__The problem__
Please return all lines from the records below that include the string "essential".

--

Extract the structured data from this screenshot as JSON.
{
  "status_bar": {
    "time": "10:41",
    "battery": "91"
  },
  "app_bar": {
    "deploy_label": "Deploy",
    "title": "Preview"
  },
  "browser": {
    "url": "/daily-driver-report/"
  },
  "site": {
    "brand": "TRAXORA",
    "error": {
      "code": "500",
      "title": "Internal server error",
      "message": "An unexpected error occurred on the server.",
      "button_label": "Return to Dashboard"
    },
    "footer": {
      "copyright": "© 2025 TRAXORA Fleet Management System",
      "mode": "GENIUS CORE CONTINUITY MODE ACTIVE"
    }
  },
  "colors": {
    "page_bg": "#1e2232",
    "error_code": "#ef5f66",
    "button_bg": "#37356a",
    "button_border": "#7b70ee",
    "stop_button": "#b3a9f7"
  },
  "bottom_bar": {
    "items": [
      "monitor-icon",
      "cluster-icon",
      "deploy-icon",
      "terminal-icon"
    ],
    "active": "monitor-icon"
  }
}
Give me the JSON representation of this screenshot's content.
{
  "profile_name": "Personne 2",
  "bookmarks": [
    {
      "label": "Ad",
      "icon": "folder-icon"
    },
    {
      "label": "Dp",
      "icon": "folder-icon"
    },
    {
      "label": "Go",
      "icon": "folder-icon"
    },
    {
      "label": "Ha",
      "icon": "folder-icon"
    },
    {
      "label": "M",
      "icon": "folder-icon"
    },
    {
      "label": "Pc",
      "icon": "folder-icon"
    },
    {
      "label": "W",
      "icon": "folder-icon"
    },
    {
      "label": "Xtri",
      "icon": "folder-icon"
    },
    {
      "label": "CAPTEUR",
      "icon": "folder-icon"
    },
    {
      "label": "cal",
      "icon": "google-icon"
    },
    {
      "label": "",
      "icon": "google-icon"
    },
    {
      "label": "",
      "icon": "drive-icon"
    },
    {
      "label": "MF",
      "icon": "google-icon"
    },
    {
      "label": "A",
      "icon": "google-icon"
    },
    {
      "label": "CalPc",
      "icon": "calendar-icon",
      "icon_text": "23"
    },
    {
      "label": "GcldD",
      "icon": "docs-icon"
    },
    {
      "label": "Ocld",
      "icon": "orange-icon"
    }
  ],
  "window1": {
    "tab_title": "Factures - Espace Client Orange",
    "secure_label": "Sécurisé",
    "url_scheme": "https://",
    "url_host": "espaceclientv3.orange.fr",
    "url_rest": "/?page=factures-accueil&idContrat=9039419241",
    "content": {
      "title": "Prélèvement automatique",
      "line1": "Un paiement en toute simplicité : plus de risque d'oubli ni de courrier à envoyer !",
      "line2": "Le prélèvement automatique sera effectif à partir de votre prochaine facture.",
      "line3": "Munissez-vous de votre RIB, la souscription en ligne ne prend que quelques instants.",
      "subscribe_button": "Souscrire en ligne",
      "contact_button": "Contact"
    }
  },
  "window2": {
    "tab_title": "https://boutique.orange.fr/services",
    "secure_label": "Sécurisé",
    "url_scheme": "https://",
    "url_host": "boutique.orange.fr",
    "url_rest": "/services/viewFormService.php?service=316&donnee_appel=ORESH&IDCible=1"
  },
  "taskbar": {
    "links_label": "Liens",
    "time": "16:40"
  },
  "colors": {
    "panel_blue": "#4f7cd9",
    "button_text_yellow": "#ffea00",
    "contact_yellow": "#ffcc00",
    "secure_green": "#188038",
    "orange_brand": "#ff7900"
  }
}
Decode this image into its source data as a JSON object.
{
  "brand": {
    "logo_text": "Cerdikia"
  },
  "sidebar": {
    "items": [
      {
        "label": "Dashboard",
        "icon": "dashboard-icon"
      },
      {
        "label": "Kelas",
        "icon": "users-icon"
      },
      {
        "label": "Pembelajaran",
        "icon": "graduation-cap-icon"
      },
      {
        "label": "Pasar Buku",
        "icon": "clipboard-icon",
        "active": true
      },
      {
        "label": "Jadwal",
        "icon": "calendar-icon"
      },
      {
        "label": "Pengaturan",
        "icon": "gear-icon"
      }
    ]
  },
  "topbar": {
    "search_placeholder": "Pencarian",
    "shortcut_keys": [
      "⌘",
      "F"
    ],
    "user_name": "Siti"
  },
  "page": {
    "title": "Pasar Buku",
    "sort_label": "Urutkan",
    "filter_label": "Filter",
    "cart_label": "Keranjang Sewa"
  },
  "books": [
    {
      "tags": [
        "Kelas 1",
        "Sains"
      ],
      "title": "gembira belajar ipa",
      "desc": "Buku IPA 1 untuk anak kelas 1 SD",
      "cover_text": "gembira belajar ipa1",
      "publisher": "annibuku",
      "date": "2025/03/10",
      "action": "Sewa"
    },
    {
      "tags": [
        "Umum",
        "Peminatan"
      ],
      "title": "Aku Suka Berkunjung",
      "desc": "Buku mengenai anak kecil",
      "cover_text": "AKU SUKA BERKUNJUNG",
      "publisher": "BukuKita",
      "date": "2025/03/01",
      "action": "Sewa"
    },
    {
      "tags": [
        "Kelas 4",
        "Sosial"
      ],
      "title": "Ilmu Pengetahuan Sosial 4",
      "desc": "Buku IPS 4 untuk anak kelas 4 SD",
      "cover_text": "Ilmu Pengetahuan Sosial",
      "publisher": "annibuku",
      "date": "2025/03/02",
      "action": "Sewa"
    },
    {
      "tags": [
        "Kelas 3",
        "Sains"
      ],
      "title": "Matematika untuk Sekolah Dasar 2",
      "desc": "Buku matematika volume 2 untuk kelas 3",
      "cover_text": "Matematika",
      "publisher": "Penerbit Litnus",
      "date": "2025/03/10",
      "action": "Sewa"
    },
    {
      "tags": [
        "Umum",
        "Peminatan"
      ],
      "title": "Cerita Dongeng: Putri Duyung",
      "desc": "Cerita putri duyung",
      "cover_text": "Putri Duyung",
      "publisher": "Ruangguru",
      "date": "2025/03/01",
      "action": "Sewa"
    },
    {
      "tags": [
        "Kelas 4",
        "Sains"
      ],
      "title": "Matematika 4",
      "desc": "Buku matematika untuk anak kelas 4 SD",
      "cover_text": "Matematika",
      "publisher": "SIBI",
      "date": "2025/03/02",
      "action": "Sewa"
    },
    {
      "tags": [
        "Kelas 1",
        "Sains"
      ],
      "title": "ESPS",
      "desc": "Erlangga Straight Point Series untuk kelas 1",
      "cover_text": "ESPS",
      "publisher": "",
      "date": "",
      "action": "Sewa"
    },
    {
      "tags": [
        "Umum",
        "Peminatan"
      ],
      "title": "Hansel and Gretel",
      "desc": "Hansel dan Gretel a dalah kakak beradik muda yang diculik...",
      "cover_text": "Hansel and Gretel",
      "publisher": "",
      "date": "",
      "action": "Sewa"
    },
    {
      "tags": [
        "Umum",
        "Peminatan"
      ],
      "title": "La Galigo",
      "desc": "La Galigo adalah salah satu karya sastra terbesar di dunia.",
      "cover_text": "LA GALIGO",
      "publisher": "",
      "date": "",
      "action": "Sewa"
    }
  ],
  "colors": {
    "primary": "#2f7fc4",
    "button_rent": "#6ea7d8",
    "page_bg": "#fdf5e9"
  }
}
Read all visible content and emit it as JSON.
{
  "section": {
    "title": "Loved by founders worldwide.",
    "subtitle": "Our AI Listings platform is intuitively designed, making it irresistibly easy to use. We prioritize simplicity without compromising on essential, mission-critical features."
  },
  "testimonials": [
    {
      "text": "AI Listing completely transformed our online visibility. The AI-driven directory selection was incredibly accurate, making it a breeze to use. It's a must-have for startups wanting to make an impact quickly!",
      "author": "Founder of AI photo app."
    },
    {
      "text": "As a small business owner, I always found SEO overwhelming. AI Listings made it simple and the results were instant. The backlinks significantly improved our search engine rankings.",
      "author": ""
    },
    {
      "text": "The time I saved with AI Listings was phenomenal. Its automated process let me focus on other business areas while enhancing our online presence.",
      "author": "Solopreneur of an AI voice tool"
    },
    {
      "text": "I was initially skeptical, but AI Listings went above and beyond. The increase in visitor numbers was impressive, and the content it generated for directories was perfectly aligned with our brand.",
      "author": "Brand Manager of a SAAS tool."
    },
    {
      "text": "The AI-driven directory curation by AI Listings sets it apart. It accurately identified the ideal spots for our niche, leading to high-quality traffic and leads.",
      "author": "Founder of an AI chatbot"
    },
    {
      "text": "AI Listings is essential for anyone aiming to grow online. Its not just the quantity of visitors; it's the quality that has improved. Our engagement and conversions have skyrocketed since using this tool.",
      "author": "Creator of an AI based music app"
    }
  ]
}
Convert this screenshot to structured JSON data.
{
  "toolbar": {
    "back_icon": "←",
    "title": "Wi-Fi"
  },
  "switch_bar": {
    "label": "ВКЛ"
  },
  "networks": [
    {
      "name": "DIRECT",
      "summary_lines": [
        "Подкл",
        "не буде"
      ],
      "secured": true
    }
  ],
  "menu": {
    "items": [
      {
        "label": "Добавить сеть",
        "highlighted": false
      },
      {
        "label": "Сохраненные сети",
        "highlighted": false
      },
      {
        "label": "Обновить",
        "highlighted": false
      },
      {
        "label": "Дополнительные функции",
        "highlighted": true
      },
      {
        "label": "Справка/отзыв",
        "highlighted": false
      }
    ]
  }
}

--

__Result for this exercise__
    "subtitle": "Our AI Listings platform is intuitively designed, making it irresistibly easy to use. We prioritize simplicity without compromising on essential, mission-critical features."
      "text": "AI Listings is essential for anyone aiming to grow online. Its not just the quantity of visitors; it's the quality that has improved. Our engagement and conversions have skyrocketed since using this tool.",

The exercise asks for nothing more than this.